*** AVAILABLE DATA Section Begins ***
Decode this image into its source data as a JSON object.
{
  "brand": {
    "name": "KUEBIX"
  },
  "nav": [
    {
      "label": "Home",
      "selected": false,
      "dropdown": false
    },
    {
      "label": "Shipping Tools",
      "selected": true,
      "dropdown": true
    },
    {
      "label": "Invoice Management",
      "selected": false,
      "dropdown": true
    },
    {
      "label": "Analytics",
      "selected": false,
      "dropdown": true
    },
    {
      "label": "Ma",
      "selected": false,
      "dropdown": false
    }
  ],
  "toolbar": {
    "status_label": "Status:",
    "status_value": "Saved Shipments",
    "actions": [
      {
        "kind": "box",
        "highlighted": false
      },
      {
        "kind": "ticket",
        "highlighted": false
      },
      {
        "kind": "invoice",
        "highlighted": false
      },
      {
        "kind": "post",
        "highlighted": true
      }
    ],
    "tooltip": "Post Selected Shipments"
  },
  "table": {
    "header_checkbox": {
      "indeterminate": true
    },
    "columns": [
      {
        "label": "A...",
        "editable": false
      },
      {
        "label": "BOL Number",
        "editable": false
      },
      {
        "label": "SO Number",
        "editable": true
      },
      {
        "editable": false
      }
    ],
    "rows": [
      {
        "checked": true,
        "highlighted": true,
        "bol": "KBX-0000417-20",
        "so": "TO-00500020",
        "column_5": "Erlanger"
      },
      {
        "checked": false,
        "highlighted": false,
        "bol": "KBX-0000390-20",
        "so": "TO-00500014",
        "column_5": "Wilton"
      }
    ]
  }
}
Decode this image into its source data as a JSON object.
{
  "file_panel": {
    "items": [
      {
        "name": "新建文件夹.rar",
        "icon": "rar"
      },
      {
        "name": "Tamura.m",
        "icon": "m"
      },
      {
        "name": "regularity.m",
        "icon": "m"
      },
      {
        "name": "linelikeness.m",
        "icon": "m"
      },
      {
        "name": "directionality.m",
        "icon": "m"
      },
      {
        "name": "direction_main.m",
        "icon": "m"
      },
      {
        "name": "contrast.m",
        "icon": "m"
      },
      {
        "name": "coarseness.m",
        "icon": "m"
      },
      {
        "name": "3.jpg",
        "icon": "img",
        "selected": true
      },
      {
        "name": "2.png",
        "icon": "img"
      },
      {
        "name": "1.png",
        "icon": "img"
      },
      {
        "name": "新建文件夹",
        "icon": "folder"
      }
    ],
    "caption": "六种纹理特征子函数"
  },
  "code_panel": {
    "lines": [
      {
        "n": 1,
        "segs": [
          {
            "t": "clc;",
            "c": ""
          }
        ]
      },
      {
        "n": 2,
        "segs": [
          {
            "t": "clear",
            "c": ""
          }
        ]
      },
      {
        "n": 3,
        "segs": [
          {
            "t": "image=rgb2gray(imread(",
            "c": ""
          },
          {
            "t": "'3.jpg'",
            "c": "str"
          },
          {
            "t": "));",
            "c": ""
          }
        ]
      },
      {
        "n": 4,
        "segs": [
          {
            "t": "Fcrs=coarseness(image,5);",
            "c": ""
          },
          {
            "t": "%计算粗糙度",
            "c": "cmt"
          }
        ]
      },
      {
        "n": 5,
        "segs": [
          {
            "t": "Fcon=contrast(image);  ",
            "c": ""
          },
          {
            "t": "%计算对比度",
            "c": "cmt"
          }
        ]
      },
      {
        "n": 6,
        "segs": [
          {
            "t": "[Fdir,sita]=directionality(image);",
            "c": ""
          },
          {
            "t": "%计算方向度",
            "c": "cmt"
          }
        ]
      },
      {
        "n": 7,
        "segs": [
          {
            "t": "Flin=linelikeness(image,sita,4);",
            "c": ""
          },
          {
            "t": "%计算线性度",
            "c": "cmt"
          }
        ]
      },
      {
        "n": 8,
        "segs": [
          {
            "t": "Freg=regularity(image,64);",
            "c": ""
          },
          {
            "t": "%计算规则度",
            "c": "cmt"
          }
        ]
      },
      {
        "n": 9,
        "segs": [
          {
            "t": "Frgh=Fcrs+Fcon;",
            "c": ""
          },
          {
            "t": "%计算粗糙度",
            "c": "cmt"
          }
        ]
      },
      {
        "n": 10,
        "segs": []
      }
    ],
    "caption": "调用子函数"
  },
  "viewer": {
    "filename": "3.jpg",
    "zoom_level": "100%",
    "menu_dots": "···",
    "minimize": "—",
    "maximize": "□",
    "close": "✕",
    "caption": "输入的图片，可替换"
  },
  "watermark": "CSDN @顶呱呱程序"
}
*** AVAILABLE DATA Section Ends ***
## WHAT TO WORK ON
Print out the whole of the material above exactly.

## SOLUTION TO THE PROBLEM
Decode this image into its source data as a JSON object.
{
  "brand": {
    "name": "KUEBIX"
  },
  "nav": [
    {
      "label": "Home",
      "selected": false,
      "dropdown": false
    },
    {
      "label": "Shipping Tools",
      "selected": true,
      "dropdown": true
    },
    {
      "label": "Invoice Management",
      "selected": false,
      "dropdown": true
    },
    {
      "label": "Analytics",
      "selected": false,
      "dropdown": true
    },
    {
      "label": "Ma",
      "selected": false,
      "dropdown": false
    }
  ],
  "toolbar": {
    "status_label": "Status:",
    "status_value": "Saved Shipments",
    "actions": [
      {
        "kind": "box",
        "highlighted": false
      },
      {
        "kind": "ticket",
        "highlighted": false
      },
      {
        "kind": "invoice",
        "highlighted": false
      },
      {
        "kind": "post",
        "highlighted": true
      }
    ],
    "tooltip": "Post Selected Shipments"
  },
  "table": {
    "header_checkbox": {
      "indeterminate": true
    },
    "columns": [
      {
        "label": "A...",
        "editable": false
      },
      {
        "label": "BOL Number",
        "editable": false
      },
      {
        "label": "SO Number",
        "editable": true
      },
      {
        "editable": false
      }
    ],
    "rows": [
      {
        "checked": true,
        "highlighted": true,
        "bol": "KBX-0000417-20",
        "so": "TO-00500020",
        "column_5": "Erlanger"
      },
      {
        "checked": false,
        "highlighted": false,
        "bol": "KBX-0000390-20",
        "so": "TO-00500014",
        "column_5": "Wilton"
      }
    ]
  }
}
Decode this image into its source data as a JSON object.
{
  "file_panel": {
    "items": [
      {
        "name": "新建文件夹.rar",
        "icon": "rar"
      },
      {
        "name": "Tamura.m",
        "icon": "m"
      },
      {
        "name": "regularity.m",
        "icon": "m"
      },
      {
        "name": "linelikeness.m",
        "icon": "m"
      },
      {
        "name": "directionality.m",
        "icon": "m"
      },
      {
        "name": "direction_main.m",
        "icon": "m"
      },
      {
        "name": "contrast.m",
        "icon": "m"
      },
      {
        "name": "coarseness.m",
        "icon": "m"
      },
      {
        "name": "3.jpg",
        "icon": "img",
        "selected": true
      },
      {
        "name": "2.png",
        "icon": "img"
      },
      {
        "name": "1.png",
        "icon": "img"
      },
      {
        "name": "新建文件夹",
        "icon": "folder"
      }
    ],
    "caption": "六种纹理特征子函数"
  },
  "code_panel": {
    "lines": [
      {
        "n": 1,
        "segs": [
          {
            "t": "clc;",
            "c": ""
          }
        ]
      },
      {
        "n": 2,
        "segs": [
          {
            "t": "clear",
            "c": ""
          }
        ]
      },
      {
        "n": 3,
        "segs": [
          {
            "t": "image=rgb2gray(imread(",
            "c": ""
          },
          {
            "t": "'3.jpg'",
            "c": "str"
          },
          {
            "t": "));",
            "c": ""
          }
        ]
      },
      {
        "n": 4,
        "segs": [
          {
            "t": "Fcrs=coarseness(image,5);",
            "c": ""
          },
          {
            "t": "%计算粗糙度",
            "c": "cmt"
          }
        ]
      },
      {
        "n": 5,
        "segs": [
          {
            "t": "Fcon=contrast(image);  ",
            "c": ""
          },
          {
            "t": "%计算对比度",
            "c": "cmt"
          }
        ]
      },
      {
        "n": 6,
        "segs": [
          {
            "t": "[Fdir,sita]=directionality(image);",
            "c": ""
          },
          {
            "t": "%计算方向度",
            "c": "cmt"
          }
        ]
      },
      {
        "n": 7,
        "segs": [
          {
            "t": "Flin=linelikeness(image,sita,4);",
            "c": ""
          },
          {
            "t": "%计算线性度",
            "c": "cmt"
          }
        ]
      },
      {
        "n": 8,
        "segs": [
          {
            "t": "Freg=regularity(image,64);",
            "c": ""
          },
          {
            "t": "%计算规则度",
            "c": "cmt"
          }
        ]
      },
      {
        "n": 9,
        "segs": [
          {
            "t": "Frgh=Fcrs+Fcon;",
            "c": ""
          },
          {
            "t": "%计算粗糙度",
            "c": "cmt"
          }
        ]
      },
      {
        "n": 10,
        "segs": []
      }
    ],
    "caption": "调用子函数"
  },
  "viewer": {
    "filename": "3.jpg",
    "zoom_level": "100%",
    "menu_dots": "···",
    "minimize": "—",
    "maximize": "□",
    "close": "✕",
    "caption": "输入的图片，可替换"
  },
  "watermark": "CSDN @顶呱呱程序"
}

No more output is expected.